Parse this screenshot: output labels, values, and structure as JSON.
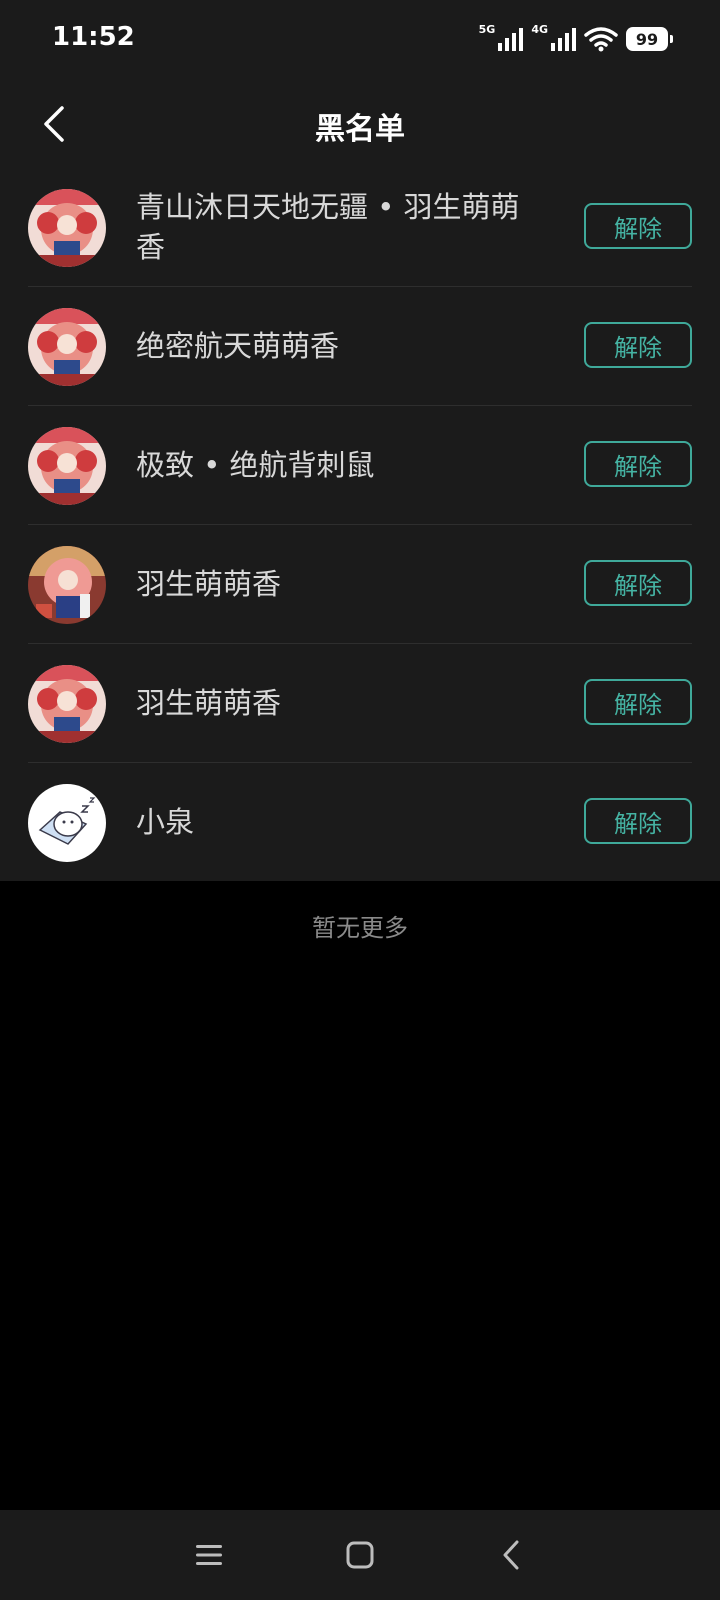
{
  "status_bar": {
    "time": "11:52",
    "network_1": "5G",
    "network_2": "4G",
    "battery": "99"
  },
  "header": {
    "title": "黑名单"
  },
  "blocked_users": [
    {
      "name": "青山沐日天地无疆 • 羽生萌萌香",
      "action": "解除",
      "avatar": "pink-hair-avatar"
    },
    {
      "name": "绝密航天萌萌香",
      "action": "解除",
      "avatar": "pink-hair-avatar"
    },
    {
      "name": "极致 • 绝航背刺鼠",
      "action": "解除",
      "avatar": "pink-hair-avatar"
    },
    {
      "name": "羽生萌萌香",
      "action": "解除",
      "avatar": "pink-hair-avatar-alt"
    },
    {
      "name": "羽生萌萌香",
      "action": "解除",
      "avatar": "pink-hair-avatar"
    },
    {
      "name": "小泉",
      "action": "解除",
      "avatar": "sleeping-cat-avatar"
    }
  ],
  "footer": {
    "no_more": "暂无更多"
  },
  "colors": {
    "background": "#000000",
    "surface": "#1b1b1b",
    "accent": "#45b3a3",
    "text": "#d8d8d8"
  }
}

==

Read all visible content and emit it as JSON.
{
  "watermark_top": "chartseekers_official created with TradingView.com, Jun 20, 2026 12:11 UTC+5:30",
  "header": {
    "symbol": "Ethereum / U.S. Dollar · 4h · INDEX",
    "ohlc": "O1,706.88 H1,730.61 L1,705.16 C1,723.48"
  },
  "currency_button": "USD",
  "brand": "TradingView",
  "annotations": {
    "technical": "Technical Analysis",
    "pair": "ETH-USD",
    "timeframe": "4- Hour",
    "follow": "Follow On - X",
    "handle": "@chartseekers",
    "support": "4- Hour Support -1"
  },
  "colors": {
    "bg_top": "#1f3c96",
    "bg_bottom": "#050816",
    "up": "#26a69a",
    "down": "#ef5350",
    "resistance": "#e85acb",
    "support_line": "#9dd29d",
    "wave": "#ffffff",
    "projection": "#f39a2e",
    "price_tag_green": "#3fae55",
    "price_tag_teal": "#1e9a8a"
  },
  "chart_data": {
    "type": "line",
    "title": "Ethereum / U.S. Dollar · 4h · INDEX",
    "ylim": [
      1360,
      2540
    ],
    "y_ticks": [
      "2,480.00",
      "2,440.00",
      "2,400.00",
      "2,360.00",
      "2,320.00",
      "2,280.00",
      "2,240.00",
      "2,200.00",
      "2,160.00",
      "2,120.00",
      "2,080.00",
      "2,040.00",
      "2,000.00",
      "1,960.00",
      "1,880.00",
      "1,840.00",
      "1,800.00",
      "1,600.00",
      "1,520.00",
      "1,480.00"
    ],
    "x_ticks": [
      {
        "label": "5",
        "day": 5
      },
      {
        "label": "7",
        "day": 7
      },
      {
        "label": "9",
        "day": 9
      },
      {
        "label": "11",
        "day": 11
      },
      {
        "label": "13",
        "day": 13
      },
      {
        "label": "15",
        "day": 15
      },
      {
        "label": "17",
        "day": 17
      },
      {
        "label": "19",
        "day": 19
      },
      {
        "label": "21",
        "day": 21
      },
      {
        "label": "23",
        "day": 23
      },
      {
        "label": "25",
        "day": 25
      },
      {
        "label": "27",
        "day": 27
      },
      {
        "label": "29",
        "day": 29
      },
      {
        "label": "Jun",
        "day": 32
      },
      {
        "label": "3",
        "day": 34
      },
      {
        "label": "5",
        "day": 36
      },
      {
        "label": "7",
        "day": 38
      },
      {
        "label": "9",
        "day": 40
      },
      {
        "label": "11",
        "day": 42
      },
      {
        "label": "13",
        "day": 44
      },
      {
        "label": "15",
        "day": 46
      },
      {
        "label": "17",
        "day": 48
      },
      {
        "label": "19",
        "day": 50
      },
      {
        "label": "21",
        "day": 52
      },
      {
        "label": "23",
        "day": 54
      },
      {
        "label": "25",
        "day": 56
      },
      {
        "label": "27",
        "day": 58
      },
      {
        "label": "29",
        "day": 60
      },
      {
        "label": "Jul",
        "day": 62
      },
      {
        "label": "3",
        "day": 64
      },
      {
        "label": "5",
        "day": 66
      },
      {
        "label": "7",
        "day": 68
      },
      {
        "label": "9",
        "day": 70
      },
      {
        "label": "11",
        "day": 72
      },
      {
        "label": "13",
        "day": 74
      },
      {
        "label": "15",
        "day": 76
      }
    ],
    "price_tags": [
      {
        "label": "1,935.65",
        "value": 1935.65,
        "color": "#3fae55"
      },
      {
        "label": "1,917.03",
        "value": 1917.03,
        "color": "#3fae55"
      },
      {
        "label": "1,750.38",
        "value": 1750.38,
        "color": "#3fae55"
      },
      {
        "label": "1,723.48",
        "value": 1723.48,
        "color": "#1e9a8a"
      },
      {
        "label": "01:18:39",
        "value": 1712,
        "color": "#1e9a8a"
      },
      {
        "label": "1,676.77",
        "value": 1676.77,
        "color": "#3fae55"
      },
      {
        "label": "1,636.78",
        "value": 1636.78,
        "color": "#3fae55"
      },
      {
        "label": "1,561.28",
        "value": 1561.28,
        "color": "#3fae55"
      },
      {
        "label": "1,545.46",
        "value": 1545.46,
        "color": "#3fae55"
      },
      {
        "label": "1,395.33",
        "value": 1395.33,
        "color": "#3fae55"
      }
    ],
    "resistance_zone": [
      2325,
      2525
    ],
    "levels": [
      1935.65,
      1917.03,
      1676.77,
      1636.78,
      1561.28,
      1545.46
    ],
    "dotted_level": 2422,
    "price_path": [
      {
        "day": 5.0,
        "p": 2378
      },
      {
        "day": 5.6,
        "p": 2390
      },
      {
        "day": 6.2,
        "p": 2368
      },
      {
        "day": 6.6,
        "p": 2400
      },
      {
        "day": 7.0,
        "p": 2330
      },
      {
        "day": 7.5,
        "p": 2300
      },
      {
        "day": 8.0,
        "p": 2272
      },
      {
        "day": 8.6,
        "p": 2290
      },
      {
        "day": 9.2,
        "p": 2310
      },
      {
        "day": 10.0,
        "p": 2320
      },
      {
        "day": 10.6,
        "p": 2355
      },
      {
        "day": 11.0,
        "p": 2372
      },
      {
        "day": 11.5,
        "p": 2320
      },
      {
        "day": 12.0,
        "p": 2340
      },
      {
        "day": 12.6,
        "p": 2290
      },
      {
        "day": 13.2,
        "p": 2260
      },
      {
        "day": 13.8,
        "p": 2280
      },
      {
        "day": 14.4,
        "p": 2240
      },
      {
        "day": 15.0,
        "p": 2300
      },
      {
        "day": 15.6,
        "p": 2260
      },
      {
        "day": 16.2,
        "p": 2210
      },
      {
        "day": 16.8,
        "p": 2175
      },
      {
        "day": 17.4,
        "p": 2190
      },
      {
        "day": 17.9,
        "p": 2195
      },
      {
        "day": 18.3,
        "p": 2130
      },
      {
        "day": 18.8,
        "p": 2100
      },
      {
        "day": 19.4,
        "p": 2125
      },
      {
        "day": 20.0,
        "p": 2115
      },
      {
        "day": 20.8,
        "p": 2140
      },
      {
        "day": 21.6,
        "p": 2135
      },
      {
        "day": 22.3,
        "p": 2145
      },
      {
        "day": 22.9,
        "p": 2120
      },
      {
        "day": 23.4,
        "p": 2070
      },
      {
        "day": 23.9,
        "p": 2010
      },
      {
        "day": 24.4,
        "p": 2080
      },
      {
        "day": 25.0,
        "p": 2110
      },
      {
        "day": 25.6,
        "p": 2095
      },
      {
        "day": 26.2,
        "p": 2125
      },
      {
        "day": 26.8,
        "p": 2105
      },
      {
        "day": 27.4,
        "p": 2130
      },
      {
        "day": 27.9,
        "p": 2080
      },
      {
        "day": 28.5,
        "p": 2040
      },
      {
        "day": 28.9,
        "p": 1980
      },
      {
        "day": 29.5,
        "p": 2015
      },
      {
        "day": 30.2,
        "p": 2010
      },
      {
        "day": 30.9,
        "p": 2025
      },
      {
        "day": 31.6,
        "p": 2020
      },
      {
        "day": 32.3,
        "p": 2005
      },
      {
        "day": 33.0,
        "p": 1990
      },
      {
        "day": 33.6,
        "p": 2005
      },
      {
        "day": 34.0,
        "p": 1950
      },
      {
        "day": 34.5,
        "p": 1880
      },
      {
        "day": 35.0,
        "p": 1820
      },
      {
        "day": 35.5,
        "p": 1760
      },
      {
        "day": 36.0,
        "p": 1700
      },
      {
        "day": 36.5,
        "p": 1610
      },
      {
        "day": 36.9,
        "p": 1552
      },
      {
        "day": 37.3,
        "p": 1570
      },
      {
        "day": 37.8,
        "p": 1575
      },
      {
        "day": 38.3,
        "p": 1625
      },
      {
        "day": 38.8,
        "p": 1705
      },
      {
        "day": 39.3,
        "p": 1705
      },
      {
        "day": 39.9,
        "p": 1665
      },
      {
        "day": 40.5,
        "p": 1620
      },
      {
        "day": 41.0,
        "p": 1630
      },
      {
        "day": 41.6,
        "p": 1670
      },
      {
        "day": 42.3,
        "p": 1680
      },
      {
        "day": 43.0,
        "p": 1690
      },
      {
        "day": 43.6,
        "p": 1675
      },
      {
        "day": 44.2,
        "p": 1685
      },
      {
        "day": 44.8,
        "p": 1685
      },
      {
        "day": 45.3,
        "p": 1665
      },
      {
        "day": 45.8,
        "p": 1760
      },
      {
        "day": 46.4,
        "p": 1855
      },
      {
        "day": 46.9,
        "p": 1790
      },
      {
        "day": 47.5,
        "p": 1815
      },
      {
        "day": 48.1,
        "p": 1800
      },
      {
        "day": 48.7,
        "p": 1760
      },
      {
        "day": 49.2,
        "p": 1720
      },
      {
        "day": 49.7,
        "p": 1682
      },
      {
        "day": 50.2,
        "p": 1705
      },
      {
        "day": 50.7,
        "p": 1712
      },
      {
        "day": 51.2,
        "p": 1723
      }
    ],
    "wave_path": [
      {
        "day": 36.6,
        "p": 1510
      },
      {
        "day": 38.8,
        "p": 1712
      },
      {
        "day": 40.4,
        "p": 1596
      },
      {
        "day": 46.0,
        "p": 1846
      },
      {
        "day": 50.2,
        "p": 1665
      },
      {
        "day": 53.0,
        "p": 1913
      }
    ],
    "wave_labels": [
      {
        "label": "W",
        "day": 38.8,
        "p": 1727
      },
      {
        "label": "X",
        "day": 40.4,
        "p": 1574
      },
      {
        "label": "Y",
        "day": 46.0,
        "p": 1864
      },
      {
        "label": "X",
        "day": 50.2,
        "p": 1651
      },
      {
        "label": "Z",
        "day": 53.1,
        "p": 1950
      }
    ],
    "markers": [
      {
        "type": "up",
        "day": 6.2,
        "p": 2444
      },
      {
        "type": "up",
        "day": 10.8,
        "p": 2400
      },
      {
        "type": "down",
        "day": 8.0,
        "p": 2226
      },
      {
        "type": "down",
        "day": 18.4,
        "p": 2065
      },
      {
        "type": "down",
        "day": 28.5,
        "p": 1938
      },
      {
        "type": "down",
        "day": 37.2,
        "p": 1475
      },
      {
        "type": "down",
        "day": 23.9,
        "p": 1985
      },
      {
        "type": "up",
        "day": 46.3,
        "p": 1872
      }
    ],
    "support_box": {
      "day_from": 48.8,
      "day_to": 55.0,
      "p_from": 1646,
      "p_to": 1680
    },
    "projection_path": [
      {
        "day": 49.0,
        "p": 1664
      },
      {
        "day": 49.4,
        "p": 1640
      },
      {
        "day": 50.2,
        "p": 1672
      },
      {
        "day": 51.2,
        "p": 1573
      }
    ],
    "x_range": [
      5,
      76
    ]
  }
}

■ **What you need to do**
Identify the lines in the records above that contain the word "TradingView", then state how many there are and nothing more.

■ **Result of the task**
2